Holly was musing on what role the analysis of images should play in a composition course, and I replied, slightly revised now, with the following:
In terms of a composition class, I don’t know how much good image analysis in and of itself. In fact, I’d argue that’s not what we should be doing. Jeff Rice’s critique of favoring image analysis over image production is dead on:
In much of today’s pedagogy, the preference is for writing about images, not with images. The preference is still for the word. Thus, we hear Rader using the word interpretation in his review essay of visually oriented textbooks and not the word production. Thus, we hear Handa—despite sporadic references to production in her introduction to the sourcebook—stress the idea of “critical thinking” repeatedly, a concept whose origins are in reading, not in producing texts. True writing can only come from reading images, these positions state, not from making images. (The Rhetoric of Cool 135)
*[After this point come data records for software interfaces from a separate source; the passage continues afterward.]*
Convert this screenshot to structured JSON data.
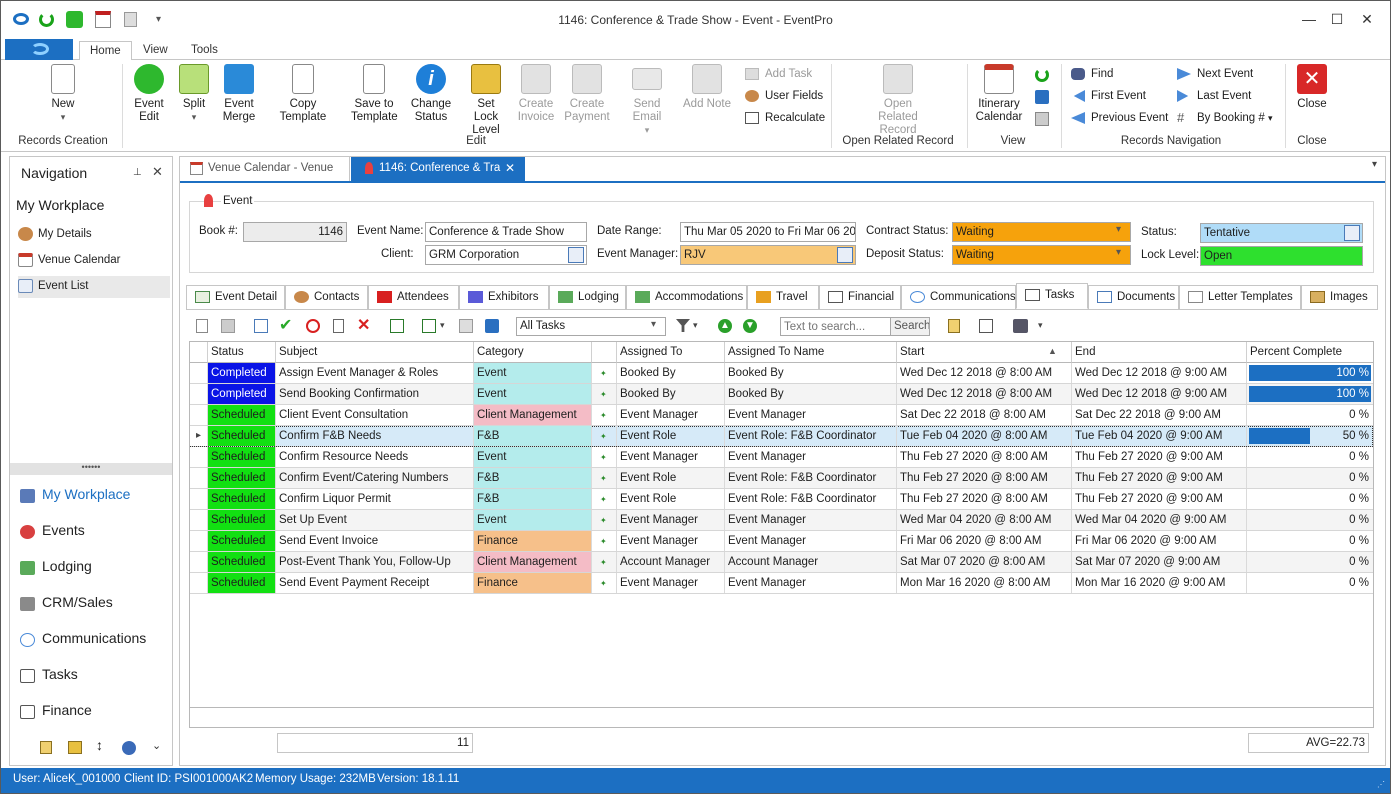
{
  "window": {
    "title": "1146: Conference & Trade Show - Event - EventPro"
  },
  "ribbon_tabs": [
    "Home",
    "View",
    "Tools"
  ],
  "ribbon": {
    "new": "New",
    "event_edit": "Event Edit",
    "split": "Split",
    "event_merge": "Event Merge",
    "copy_template": "Copy Template",
    "save_to_template": "Save to Template",
    "change_status": "Change Status",
    "set_lock_level": "Set Lock Level",
    "create_invoice": "Create Invoice",
    "create_payment": "Create Payment",
    "send_email": "Send Email",
    "add_note": "Add Note",
    "add_task": "Add Task",
    "user_fields": "User Fields",
    "recalculate": "Recalculate",
    "open_related_record": "Open Related Record",
    "itinerary_calendar": "Itinerary Calendar",
    "find": "Find",
    "first_event": "First Event",
    "previous_event": "Previous Event",
    "next_event": "Next Event",
    "last_event": "Last Event",
    "by_booking": "By Booking #",
    "close": "Close",
    "groups": {
      "records_creation": "Records Creation",
      "edit": "Edit",
      "open_related_record": "Open Related Record",
      "view": "View",
      "records_navigation": "Records Navigation",
      "close": "Close"
    }
  },
  "nav": {
    "title": "Navigation",
    "workplace": "My Workplace",
    "items": [
      "My Details",
      "Venue Calendar",
      "Event List"
    ],
    "big": [
      "My Workplace",
      "Events",
      "Lodging",
      "CRM/Sales",
      "Communications",
      "Tasks",
      "Finance"
    ]
  },
  "doc_tabs": [
    "Venue Calendar - Venue",
    "1146: Conference & Tra"
  ],
  "event": {
    "section": "Event",
    "book_label": "Book #:",
    "book": "1146",
    "name_label": "Event Name:",
    "name": "Conference & Trade Show",
    "client_label": "Client:",
    "client": "GRM Corporation",
    "date_label": "Date Range:",
    "date": "Thu Mar 05 2020 to Fri Mar 06 2020",
    "manager_label": "Event Manager:",
    "manager": "RJV",
    "contract_label": "Contract Status:",
    "contract": "Waiting",
    "deposit_label": "Deposit Status:",
    "deposit": "Waiting",
    "status_label": "Status:",
    "status": "Tentative",
    "lock_label": "Lock Level:",
    "lock": "Open"
  },
  "sub_tabs": [
    "Event Detail",
    "Contacts",
    "Attendees",
    "Exhibitors",
    "Lodging",
    "Accommodations",
    "Travel",
    "Financial",
    "Communications",
    "Tasks",
    "Documents",
    "Letter Templates",
    "Images"
  ],
  "toolbar": {
    "filter": "All Tasks",
    "search_placeholder": "Text to search...",
    "search_button": "Search"
  },
  "grid": {
    "columns": [
      "Status",
      "Subject",
      "Category",
      "",
      "Assigned To",
      "Assigned To Name",
      "Start",
      "End",
      "Percent Complete"
    ],
    "rows": [
      {
        "status": "Completed",
        "subject": "Assign Event Manager & Roles",
        "category": "Event",
        "assigned": "Booked By",
        "name": "Booked By",
        "start": "Wed Dec 12 2018 @ 8:00 AM",
        "end": "Wed Dec 12 2018 @ 9:00 AM",
        "pct": "100 %",
        "frac": 1.0
      },
      {
        "status": "Completed",
        "subject": "Send Booking Confirmation",
        "category": "Event",
        "assigned": "Booked By",
        "name": "Booked By",
        "start": "Wed Dec 12 2018 @ 8:00 AM",
        "end": "Wed Dec 12 2018 @ 9:00 AM",
        "pct": "100 %",
        "frac": 1.0
      },
      {
        "status": "Scheduled",
        "subject": "Client Event Consultation",
        "category": "Client Management",
        "assigned": "Event Manager",
        "name": "Event Manager",
        "start": "Sat Dec 22 2018 @ 8:00 AM",
        "end": "Sat Dec 22 2018 @ 9:00 AM",
        "pct": "0 %",
        "frac": 0
      },
      {
        "status": "Scheduled",
        "subject": "Confirm F&B Needs",
        "category": "F&B",
        "assigned": "Event Role",
        "name": "Event Role: F&B Coordinator",
        "start": "Tue Feb 04 2020 @ 8:00 AM",
        "end": "Tue Feb 04 2020 @ 9:00 AM",
        "pct": "50 %",
        "frac": 0.5
      },
      {
        "status": "Scheduled",
        "subject": "Confirm Resource Needs",
        "category": "Event",
        "assigned": "Event Manager",
        "name": "Event Manager",
        "start": "Thu Feb 27 2020 @ 8:00 AM",
        "end": "Thu Feb 27 2020 @ 9:00 AM",
        "pct": "0 %",
        "frac": 0
      },
      {
        "status": "Scheduled",
        "subject": "Confirm Event/Catering Numbers",
        "category": "F&B",
        "assigned": "Event Role",
        "name": "Event Role: F&B Coordinator",
        "start": "Thu Feb 27 2020 @ 8:00 AM",
        "end": "Thu Feb 27 2020 @ 9:00 AM",
        "pct": "0 %",
        "frac": 0
      },
      {
        "status": "Scheduled",
        "subject": "Confirm Liquor Permit",
        "category": "F&B",
        "assigned": "Event Role",
        "name": "Event Role: F&B Coordinator",
        "start": "Thu Feb 27 2020 @ 8:00 AM",
        "end": "Thu Feb 27 2020 @ 9:00 AM",
        "pct": "0 %",
        "frac": 0
      },
      {
        "status": "Scheduled",
        "subject": "Set Up Event",
        "category": "Event",
        "assigned": "Event Manager",
        "name": "Event Manager",
        "start": "Wed Mar 04 2020 @ 8:00 AM",
        "end": "Wed Mar 04 2020 @ 9:00 AM",
        "pct": "0 %",
        "frac": 0
      },
      {
        "status": "Scheduled",
        "subject": "Send Event Invoice",
        "category": "Finance",
        "assigned": "Event Manager",
        "name": "Event Manager",
        "start": "Fri Mar 06 2020 @ 8:00 AM",
        "end": "Fri Mar 06 2020 @ 9:00 AM",
        "pct": "0 %",
        "frac": 0
      },
      {
        "status": "Scheduled",
        "subject": "Post-Event Thank You, Follow-Up",
        "category": "Client Management",
        "assigned": "Account Manager",
        "name": "Account Manager",
        "start": "Sat Mar 07 2020 @ 8:00 AM",
        "end": "Sat Mar 07 2020 @ 9:00 AM",
        "pct": "0 %",
        "frac": 0
      },
      {
        "status": "Scheduled",
        "subject": "Send Event Payment Receipt",
        "category": "Finance",
        "assigned": "Event Manager",
        "name": "Event Manager",
        "start": "Mon Mar 16 2020 @ 8:00 AM",
        "end": "Mon Mar 16 2020 @ 9:00 AM",
        "pct": "0 %",
        "frac": 0
      }
    ],
    "count": "11",
    "avg": "AVG=22.73"
  },
  "statusbar": {
    "user": "User: AliceK_001000",
    "client": "Client ID: PSI001000AK2",
    "memory": "Memory Usage: 232MB",
    "version": "Version: 18.1.11"
  },
  "colors": {
    "completed": "#0a14e6",
    "scheduled": "#12e012",
    "event": "#b4ecec",
    "client_mgmt": "#f4bcc6",
    "finance": "#f6c08a",
    "fnb": "#b4ecec",
    "waiting": "#f6a20c",
    "tentative": "#b0dcf8",
    "open": "#2ee02e",
    "manager": "#f8c878",
    "accent": "#1c6fc2"
  }
}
I’d suggest, as Jeff does, that the notion of composition sans image is deeply rooted in and tied to print culture. Cognitively, we think and make meaning through both words and images (Ganley offers one such example of how this can be harnessed in a composition classroom), and this move to banish the image from serious texts is fairly new.
We also need to remember, as Kristie Fleckenstein has pointed out, we, as compositionists, need to engage mental and verbal imagery as well as graphic imagery. It is, again, the making of images, the production of meaning through both words and images (mental, verbal, and graphic) that we should be focusing on rather than the analysis of images. (Or, rather, the production of meaning should be the end goal. There’s nothing wrong with the analysis of texts, verbal, visual, or verbal and visual in a composition classroom as long as its done in the service of producing texts.)
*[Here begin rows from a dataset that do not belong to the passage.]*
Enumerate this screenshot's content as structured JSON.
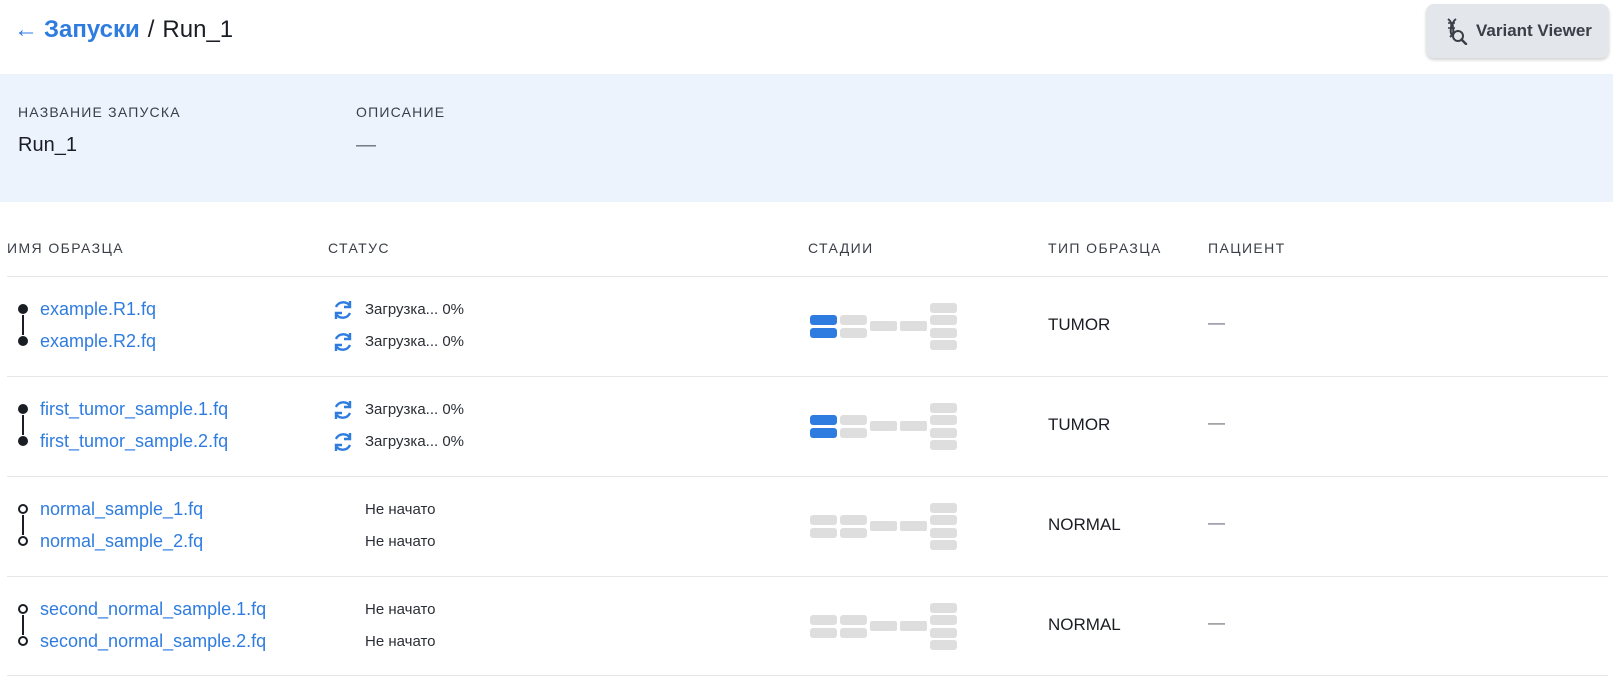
{
  "breadcrumb": {
    "back": "←",
    "parent": "Запуски",
    "separator": "/",
    "current": "Run_1"
  },
  "variant_viewer_button": {
    "label": "Variant Viewer",
    "icon": "dna-search-icon"
  },
  "info": {
    "name_label": "НАЗВАНИЕ ЗАПУСКА",
    "name_value": "Run_1",
    "description_label": "ОПИСАНИЕ",
    "description_value": "—"
  },
  "table": {
    "headers": {
      "sample_name": "ИМЯ ОБРАЗЦА",
      "status": "СТАТУС",
      "stages": "СТАДИИ",
      "sample_type": "ТИП ОБРАЗЦА",
      "patient": "ПАЦИЕНТ"
    },
    "rows": [
      {
        "file1": "example.R1.fq",
        "file2": "example.R2.fq",
        "status1": "Загрузка... 0%",
        "status2": "Загрузка... 0%",
        "type": "TUMOR",
        "patient": "—"
      },
      {
        "file1": "first_tumor_sample.1.fq",
        "file2": "first_tumor_sample.2.fq",
        "status1": "Загрузка... 0%",
        "status2": "Загрузка... 0%",
        "type": "TUMOR",
        "patient": "—"
      },
      {
        "file1": "normal_sample_1.fq",
        "file2": "normal_sample_2.fq",
        "status1": "Не начато",
        "status2": "Не начато",
        "type": "NORMAL",
        "patient": "—"
      },
      {
        "file1": "second_normal_sample.1.fq",
        "file2": "second_normal_sample.2.fq",
        "status1": "Не начато",
        "status2": "Не начато",
        "type": "NORMAL",
        "patient": "—"
      }
    ]
  },
  "colors": {
    "accent": "#2f7ce0",
    "stage_active": "#2f7ce0",
    "stage_inactive": "#dedede",
    "panel_bg": "#edf3fd"
  }
}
When asked if I thought composition studies’ visual turn was driven by technology and if I thought it helped with the larger aims of a composition course, I replied:
The question is, of course, what one’s personal and institutional goals are for a composition class. If the goal is to write a coherent paragraph or a correct sentence, then the importance of engaging imagery would be much less than in a course in which the goals are to prepare students for the rhetorical acts they’ll engage and engage in their personal, academic, and professional lives.
In part, this is driven by digital technologies, but as you’ll see in my two conference papers, what we now take to be a natural separation between words and images isn’t natural at all. It is, in fact, a condition that has only existed for a few hundred years and came about largely because of the constraints of print technology.
While mental and verbal imagery (as opposed to graphic imagery, what we generally call ‘images’) continue to exist in written discourse, our current understanding of their role in rhetoric is greatly truncated from what it once was. We now regard them as solely issues of style when, in fact, they were once also deeply connected to the canons of invention and memory. This truncation is largely complete by the Nineteenth Century with the breakdown of rhetorical culture and the separation of rational discourse (which we now call rhetoric) and the poetic. While this division begins earlier, I will note that Enlightenment authors had no problem with using imaginative writing, what we’d now call literature or fiction, to make their arguments. Consider, for instance, Swift’s A Tale of a Tub, Pope’s The Dunciad, or Johnson’s History of Rasselas, Prince of Abissinia.
From the Classical period up through the Eighteenth and Nineteenth Century, one learned grammar, which includes the poetic, before one learned rhetoric (Wordsworth and Coleridge were taught this way as were Shakespeare and Milton as were Chaucer and Dante as was Cicero…. In other words, the poetic is essentially a part of rhetoric. This idea that they are two separate and distinct fields rather than two complementary, overlapping, and interacting methods of communication is a new idea even if it is the idea upon which modern composition studies is based. (This too, I’d suggest, basing this idea in the work of Ong, can be traced as an effect of print which brought about the end of the rhetorical age and ushered in the romantic age.)
So, in part, my argument about teaching meanging making with both words and imagery comes from Mary Carruthers work on medieval memory which, in part, focuses on the rhetorical role of imagery in thought and discourse, and in the work of Kristie Fleckenstein, who calls for “a double dialectic, a double vision of literacy as image and word, as imageword.” And to that extent, I’d argue that this isn’t about digital technologies but a return to a fuller understanding of how human thought and communication actually work. In short, it’s an understanding that we communicate and think with both words and images. Sometimes we can express ideas best through words and other times we can express them best through images, and often times we express them best through words and images together — and by images I am once again refering to mental, verbal, and grahic imagery altogether as Fleckenstein does.
Their understanding, both Carruthers and Fleckenstein, of the integral role and interplay of word and image, of an understanding of literacy being rooted in that double dialectic is supported by current research in cognitive science and educational theory. See, for instance Metaphorical Ways of Knowing: The Imaginative Nature of Thought and Expression, The Way We Think: Conceptual Blending and the Mind’s Hidden Complexities, and Imagery and Text: A Dual Coding Theory of Reading and Writing. (As an NCTE publication, Metaphorical Ways of Knowing is the most accessible.)